This browser is supported only in Windows 10 and above.

Steampunk: Science-Fiction Applied Retroactively

Vonslatt_fullOver at my other gig, Wired, an interview I conducted with Jake von Slatt, a steampunk mechanical artist and hacker, has gone online. Jake Von Slatt is pretty much the king of the steampunk hackers out there today, building wonderful clockwork trilobites and steampunk guitars, and he’s got some fantastic opinions on why steampunk is more than an aesthetic fetish for brass, cogs and rust. He views it as wishful self-actualization.

Steampunk isn’t necessarily a term everyone’s familiar with, but it’s the mouldering conjoined skeleton attached to science-fiction’s pelvis. Science-fiction is essentially predicting the future from the contemporary technology and issues of the day; steampunk, on the other hand, is the extrapolation of today’s technology upon the history, politics and aestheticism of the past. It’s science-fiction applied retroactively.
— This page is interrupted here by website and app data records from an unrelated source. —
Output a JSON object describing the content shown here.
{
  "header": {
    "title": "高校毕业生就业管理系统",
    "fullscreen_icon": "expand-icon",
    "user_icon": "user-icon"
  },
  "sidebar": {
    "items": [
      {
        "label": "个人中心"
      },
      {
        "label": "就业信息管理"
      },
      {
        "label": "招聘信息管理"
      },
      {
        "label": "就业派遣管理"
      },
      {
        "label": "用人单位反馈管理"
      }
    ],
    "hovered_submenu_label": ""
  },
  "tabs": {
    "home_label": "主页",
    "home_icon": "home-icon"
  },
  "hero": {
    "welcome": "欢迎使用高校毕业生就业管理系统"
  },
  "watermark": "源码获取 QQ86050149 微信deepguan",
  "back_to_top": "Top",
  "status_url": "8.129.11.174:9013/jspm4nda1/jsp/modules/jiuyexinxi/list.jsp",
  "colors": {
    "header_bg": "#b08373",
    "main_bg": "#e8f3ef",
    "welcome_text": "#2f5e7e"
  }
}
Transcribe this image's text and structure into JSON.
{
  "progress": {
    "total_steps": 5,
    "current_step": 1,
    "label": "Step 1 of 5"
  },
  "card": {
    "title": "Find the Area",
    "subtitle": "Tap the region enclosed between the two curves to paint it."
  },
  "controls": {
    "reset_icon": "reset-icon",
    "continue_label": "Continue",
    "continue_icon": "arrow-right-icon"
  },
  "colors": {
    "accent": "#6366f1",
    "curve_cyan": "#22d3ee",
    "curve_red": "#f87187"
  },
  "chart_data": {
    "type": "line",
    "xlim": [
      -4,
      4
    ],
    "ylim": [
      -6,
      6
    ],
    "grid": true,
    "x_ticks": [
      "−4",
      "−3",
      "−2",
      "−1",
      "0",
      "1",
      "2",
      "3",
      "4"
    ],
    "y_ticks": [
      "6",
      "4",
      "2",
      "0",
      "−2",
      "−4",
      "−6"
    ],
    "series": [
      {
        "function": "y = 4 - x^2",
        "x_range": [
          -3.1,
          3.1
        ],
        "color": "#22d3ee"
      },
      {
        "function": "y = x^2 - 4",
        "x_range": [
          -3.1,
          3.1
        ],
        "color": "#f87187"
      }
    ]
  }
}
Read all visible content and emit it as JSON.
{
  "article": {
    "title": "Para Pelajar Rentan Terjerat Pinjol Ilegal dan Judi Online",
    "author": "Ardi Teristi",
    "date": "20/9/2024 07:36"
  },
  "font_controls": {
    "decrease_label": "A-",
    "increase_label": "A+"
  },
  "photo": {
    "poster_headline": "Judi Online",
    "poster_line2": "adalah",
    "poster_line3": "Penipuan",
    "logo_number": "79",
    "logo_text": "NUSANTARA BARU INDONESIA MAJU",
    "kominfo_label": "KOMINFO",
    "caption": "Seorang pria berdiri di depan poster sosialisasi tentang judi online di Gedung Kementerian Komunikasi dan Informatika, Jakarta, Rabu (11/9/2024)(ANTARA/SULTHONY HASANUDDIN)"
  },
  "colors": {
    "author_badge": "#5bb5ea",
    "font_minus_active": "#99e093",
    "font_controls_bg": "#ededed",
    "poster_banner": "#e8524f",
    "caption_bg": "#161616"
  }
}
Jake Von Slatt is pretty much the king of the steampunk hackers out there today, and he’s really got an interesting take on the allure of steampunk: essentially, in our extremely technologically-sophisticated society, the Victorian age represents the last great time when an intelligent person with a high school education “was given the complete set of scientific concepts to fully understand the technology of the age.”

In that sense, steampunk is about the mad engineer who formulates a plan to go to the moon by firing himself at it in a cannon. It’s a throwback to the retrofuturistic Victorian era showcased in classic films like 20,000 Leagues Under The Sea and George Méliès A Trip to the Moon, or even newer films like League of Extraordinary Gentlemen.

Meet Mr. Steampunk [Wired.com]

Read More